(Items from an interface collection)
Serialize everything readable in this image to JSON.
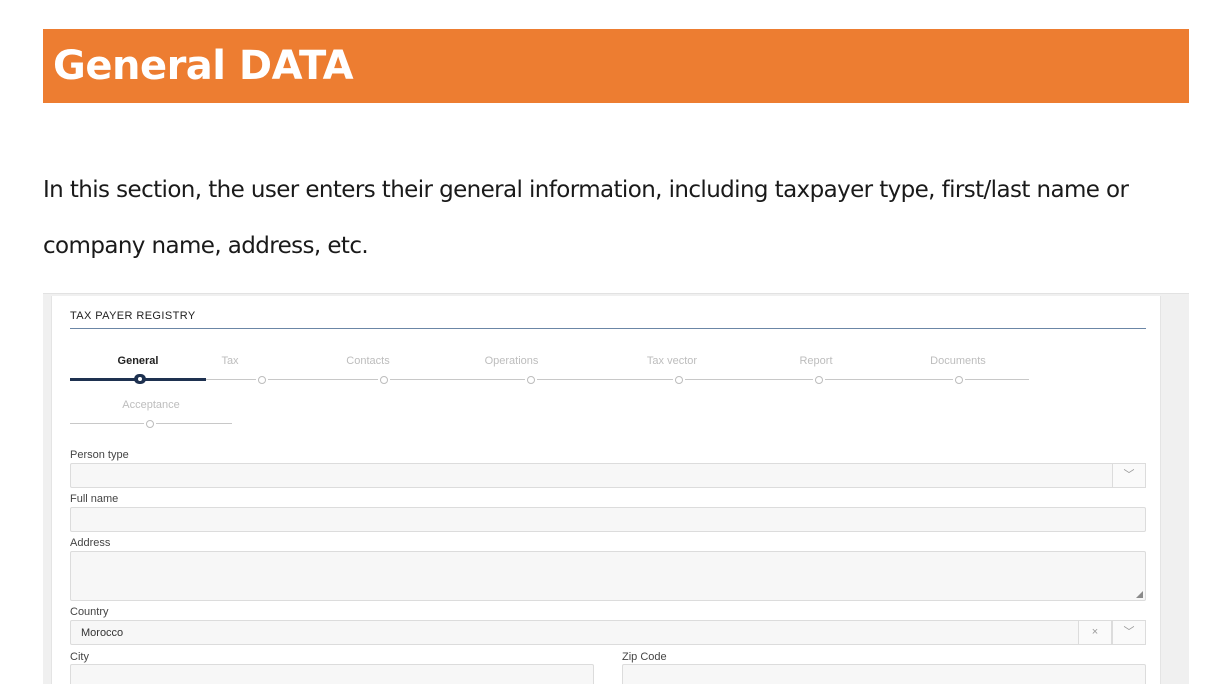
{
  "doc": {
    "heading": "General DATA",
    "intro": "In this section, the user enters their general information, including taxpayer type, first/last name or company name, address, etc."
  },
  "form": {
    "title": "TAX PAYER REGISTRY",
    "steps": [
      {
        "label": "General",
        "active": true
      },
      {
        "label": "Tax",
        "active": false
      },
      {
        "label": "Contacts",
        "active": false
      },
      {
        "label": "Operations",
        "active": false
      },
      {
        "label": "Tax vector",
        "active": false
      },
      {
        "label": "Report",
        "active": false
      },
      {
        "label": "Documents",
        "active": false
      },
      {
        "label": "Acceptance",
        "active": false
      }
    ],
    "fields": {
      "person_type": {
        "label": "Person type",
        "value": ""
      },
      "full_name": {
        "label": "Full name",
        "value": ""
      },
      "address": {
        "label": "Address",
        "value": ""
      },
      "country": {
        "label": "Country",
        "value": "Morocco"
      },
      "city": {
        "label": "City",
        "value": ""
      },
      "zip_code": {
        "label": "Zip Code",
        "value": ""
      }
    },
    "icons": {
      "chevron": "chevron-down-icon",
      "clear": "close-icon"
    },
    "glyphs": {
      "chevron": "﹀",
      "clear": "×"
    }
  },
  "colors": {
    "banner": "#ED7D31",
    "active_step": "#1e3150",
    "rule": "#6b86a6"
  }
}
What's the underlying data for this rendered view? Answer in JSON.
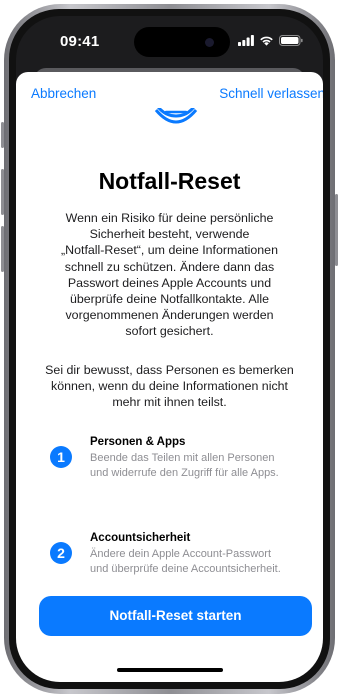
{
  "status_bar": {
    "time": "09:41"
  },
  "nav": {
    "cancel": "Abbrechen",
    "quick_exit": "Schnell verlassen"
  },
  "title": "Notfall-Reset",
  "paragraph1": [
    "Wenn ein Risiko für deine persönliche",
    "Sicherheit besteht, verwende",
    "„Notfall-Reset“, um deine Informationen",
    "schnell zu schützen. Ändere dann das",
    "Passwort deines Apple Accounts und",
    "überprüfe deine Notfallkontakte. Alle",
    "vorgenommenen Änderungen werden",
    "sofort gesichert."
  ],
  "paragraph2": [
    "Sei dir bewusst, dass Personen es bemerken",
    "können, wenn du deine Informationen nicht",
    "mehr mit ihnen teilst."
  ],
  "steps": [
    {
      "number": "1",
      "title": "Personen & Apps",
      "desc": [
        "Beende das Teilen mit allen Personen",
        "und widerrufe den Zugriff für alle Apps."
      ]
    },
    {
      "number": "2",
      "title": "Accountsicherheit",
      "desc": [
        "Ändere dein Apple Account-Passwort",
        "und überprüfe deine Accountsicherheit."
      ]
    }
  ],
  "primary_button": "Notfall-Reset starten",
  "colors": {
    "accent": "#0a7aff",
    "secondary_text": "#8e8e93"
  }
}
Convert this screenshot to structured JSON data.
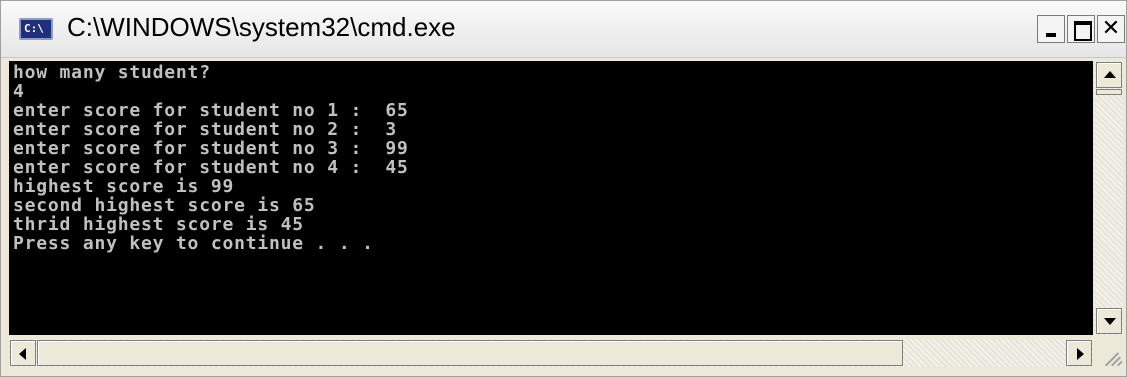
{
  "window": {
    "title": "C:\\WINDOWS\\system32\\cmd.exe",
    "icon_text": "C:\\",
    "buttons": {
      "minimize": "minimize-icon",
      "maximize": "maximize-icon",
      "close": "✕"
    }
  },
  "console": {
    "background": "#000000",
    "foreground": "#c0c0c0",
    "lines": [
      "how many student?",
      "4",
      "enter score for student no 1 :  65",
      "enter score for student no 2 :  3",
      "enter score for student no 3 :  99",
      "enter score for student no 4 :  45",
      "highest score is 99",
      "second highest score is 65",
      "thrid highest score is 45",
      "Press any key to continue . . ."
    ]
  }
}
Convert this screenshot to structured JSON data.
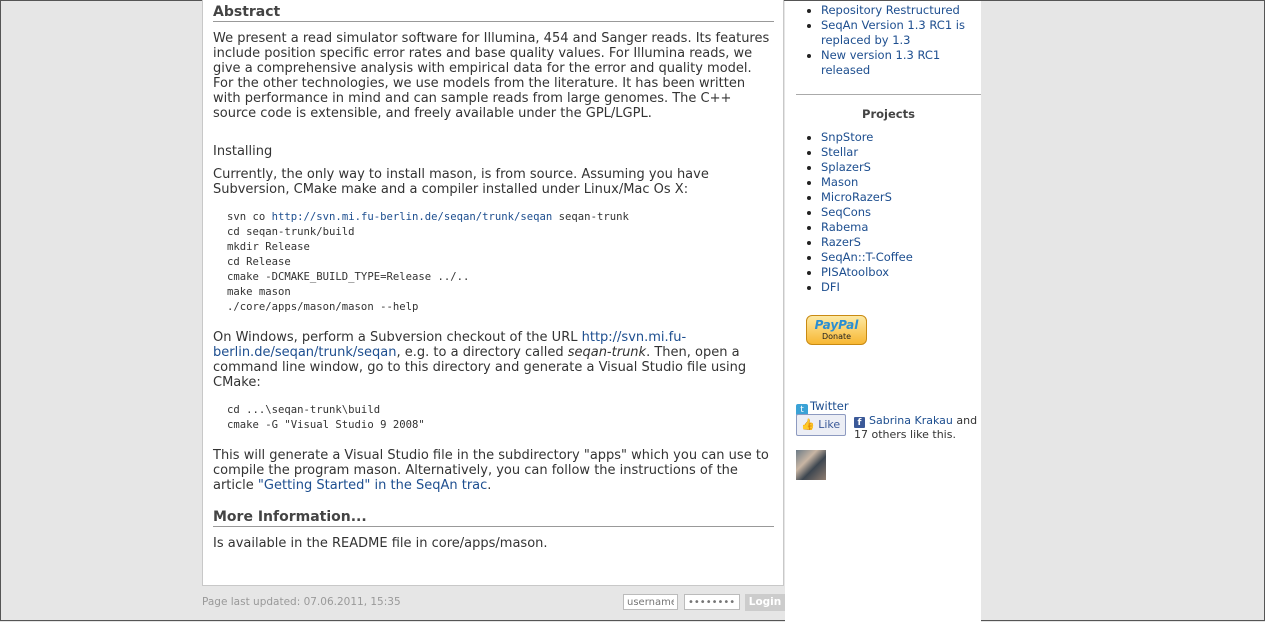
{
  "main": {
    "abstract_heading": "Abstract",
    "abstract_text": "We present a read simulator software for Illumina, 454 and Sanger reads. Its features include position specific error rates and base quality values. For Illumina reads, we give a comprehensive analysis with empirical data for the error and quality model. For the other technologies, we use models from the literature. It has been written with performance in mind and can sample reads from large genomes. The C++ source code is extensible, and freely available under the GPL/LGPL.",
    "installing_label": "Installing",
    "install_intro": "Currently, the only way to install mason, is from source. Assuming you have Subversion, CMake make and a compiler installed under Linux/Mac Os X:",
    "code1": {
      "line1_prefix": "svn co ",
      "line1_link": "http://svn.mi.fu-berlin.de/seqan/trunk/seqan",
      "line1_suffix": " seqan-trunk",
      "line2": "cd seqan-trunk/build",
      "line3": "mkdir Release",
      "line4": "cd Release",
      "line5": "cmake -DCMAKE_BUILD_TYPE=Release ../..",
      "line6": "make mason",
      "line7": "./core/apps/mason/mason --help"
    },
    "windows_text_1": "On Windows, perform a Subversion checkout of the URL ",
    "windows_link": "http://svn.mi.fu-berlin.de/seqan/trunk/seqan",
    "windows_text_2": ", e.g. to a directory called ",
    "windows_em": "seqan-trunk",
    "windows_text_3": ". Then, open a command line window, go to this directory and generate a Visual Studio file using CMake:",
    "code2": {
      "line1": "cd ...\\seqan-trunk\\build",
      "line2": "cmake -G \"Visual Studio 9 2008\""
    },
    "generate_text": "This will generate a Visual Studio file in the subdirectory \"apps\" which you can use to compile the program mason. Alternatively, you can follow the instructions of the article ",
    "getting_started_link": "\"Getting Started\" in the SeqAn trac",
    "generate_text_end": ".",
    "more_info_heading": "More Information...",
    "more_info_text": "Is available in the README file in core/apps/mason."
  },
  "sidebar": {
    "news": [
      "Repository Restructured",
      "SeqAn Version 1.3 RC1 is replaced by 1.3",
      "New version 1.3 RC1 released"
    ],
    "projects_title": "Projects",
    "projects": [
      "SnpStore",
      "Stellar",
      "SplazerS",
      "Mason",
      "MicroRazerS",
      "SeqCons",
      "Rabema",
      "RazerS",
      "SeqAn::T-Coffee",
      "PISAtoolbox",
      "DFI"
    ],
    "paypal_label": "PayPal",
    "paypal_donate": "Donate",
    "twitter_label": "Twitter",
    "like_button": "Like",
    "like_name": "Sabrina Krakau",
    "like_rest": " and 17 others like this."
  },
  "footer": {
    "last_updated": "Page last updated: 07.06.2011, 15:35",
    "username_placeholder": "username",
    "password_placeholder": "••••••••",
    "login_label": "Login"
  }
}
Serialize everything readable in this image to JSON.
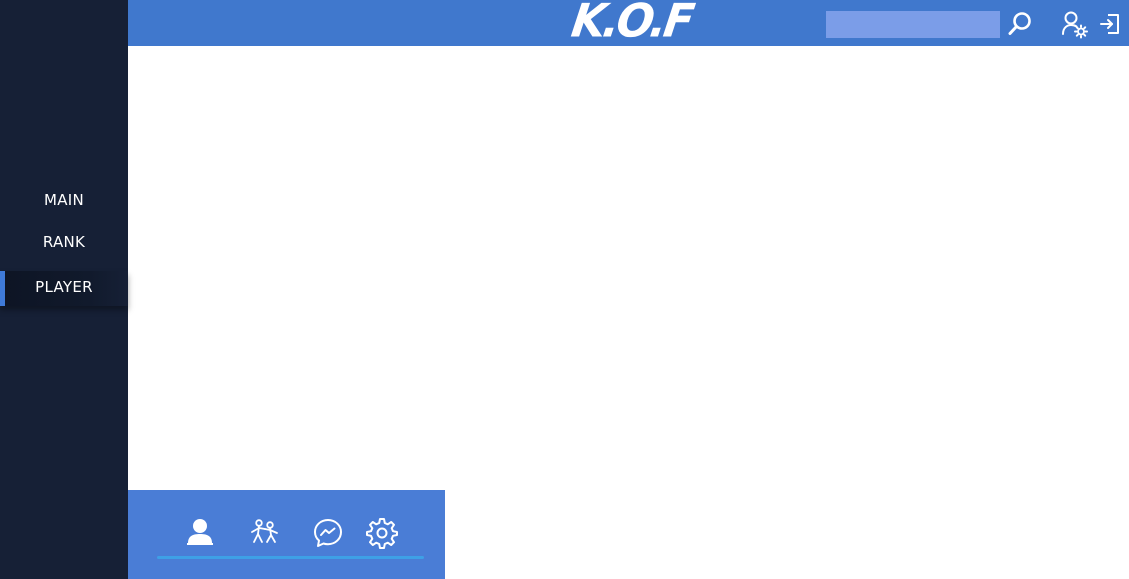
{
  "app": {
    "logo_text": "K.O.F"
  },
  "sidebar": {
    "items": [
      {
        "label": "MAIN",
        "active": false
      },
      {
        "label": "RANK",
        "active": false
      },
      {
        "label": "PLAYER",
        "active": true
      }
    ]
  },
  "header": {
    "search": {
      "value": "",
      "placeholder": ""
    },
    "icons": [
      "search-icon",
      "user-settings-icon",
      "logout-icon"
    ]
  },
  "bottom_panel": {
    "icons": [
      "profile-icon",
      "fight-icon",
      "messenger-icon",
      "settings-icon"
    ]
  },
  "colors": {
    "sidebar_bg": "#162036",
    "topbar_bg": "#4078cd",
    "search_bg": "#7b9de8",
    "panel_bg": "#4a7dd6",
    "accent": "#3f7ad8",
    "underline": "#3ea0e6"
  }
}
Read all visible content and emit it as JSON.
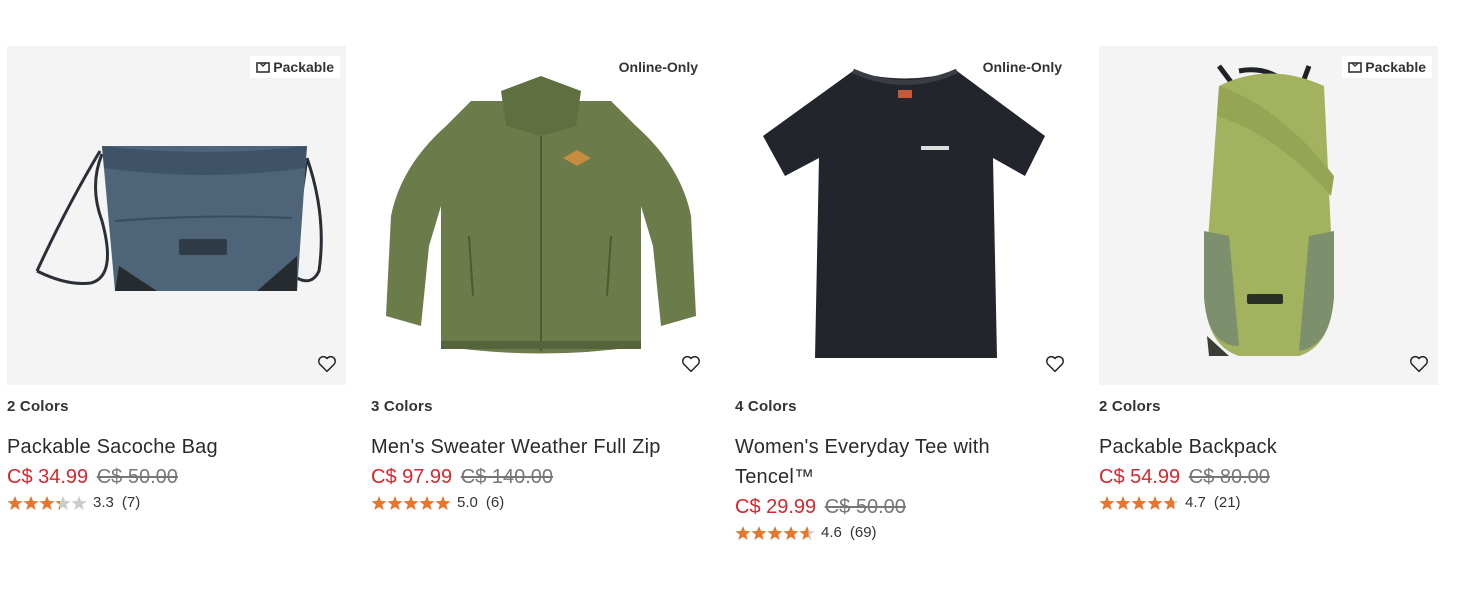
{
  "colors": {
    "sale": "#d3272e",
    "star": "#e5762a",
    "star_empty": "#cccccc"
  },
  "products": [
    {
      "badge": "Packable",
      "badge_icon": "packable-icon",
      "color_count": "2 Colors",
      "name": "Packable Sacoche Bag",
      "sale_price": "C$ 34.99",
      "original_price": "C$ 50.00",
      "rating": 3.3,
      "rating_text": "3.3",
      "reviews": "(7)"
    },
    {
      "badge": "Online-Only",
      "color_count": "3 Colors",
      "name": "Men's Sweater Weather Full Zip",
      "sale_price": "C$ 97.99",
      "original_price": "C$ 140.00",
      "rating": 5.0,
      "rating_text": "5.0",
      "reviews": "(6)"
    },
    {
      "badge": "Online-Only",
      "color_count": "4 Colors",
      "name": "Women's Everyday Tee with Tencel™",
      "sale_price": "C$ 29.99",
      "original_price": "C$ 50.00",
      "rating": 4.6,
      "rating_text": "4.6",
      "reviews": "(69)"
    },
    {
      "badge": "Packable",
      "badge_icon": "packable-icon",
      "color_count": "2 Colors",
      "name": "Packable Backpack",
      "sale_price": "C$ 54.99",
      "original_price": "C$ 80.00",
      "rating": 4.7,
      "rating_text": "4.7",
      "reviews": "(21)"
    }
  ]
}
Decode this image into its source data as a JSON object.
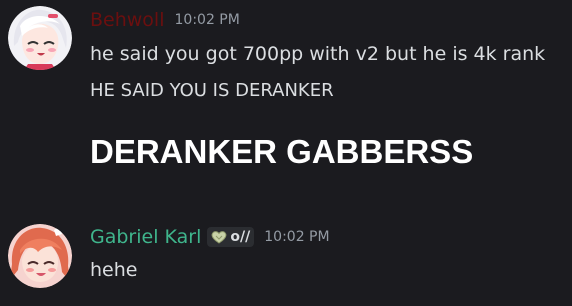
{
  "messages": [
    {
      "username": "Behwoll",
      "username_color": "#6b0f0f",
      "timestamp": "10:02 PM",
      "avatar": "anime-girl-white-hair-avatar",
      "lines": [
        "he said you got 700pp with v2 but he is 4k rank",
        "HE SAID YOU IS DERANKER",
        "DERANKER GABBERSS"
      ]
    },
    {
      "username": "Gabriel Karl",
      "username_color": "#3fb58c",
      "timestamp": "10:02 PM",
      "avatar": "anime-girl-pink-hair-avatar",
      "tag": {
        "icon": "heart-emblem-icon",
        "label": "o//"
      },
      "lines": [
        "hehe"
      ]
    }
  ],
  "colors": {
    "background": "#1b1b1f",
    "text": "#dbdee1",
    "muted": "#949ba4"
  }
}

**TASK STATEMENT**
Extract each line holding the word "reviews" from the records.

**RESPONSE BELOW**
      "reviews": "(7)"
      "reviews": "(6)"
      "reviews": "(69)"
      "reviews": "(21)"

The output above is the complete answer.